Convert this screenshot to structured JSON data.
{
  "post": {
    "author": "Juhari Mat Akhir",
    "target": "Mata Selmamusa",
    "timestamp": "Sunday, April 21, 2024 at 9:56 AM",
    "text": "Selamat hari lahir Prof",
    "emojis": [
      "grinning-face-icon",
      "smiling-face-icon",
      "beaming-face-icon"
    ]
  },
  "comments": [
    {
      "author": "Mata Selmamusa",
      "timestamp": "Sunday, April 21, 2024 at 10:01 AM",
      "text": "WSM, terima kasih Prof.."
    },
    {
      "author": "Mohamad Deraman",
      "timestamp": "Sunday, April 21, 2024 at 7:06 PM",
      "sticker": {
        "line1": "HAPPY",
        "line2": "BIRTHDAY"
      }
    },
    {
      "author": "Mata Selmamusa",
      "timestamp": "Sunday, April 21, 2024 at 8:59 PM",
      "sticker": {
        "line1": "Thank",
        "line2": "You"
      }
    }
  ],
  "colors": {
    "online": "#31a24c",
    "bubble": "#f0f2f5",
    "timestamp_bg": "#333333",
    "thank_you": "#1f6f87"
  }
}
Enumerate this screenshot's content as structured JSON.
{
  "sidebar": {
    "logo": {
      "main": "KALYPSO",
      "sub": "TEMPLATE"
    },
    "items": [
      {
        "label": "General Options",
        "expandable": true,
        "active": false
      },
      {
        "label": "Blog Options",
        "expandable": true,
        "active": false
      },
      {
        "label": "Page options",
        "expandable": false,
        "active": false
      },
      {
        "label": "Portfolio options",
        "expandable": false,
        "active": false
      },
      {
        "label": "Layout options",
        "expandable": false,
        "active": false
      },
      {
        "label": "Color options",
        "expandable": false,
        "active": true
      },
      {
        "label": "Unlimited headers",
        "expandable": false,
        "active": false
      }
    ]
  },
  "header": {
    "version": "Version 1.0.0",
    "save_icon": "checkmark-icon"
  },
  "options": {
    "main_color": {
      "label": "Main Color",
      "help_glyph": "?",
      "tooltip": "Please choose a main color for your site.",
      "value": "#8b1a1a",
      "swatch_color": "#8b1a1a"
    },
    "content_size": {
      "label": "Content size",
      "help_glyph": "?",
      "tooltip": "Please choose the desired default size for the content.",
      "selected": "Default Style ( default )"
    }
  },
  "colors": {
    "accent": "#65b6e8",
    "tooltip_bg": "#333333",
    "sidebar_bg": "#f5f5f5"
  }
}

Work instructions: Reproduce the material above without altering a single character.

Your response:
Convert this screenshot to structured JSON data.
{
  "post": {
    "author": "Juhari Mat Akhir",
    "target": "Mata Selmamusa",
    "timestamp": "Sunday, April 21, 2024 at 9:56 AM",
    "text": "Selamat hari lahir Prof",
    "emojis": [
      "grinning-face-icon",
      "smiling-face-icon",
      "beaming-face-icon"
    ]
  },
  "comments": [
    {
      "author": "Mata Selmamusa",
      "timestamp": "Sunday, April 21, 2024 at 10:01 AM",
      "text": "WSM, terima kasih Prof.."
    },
    {
      "author": "Mohamad Deraman",
      "timestamp": "Sunday, April 21, 2024 at 7:06 PM",
      "sticker": {
        "line1": "HAPPY",
        "line2": "BIRTHDAY"
      }
    },
    {
      "author": "Mata Selmamusa",
      "timestamp": "Sunday, April 21, 2024 at 8:59 PM",
      "sticker": {
        "line1": "Thank",
        "line2": "You"
      }
    }
  ],
  "colors": {
    "online": "#31a24c",
    "bubble": "#f0f2f5",
    "timestamp_bg": "#333333",
    "thank_you": "#1f6f87"
  }
}
Enumerate this screenshot's content as structured JSON.
{
  "sidebar": {
    "logo": {
      "main": "KALYPSO",
      "sub": "TEMPLATE"
    },
    "items": [
      {
        "label": "General Options",
        "expandable": true,
        "active": false
      },
      {
        "label": "Blog Options",
        "expandable": true,
        "active": false
      },
      {
        "label": "Page options",
        "expandable": false,
        "active": false
      },
      {
        "label": "Portfolio options",
        "expandable": false,
        "active": false
      },
      {
        "label": "Layout options",
        "expandable": false,
        "active": false
      },
      {
        "label": "Color options",
        "expandable": false,
        "active": true
      },
      {
        "label": "Unlimited headers",
        "expandable": false,
        "active": false
      }
    ]
  },
  "header": {
    "version": "Version 1.0.0",
    "save_icon": "checkmark-icon"
  },
  "options": {
    "main_color": {
      "label": "Main Color",
      "help_glyph": "?",
      "tooltip": "Please choose a main color for your site.",
      "value": "#8b1a1a",
      "swatch_color": "#8b1a1a"
    },
    "content_size": {
      "label": "Content size",
      "help_glyph": "?",
      "tooltip": "Please choose the desired default size for the content.",
      "selected": "Default Style ( default )"
    }
  },
  "colors": {
    "accent": "#65b6e8",
    "tooltip_bg": "#333333",
    "sidebar_bg": "#f5f5f5"
  }
}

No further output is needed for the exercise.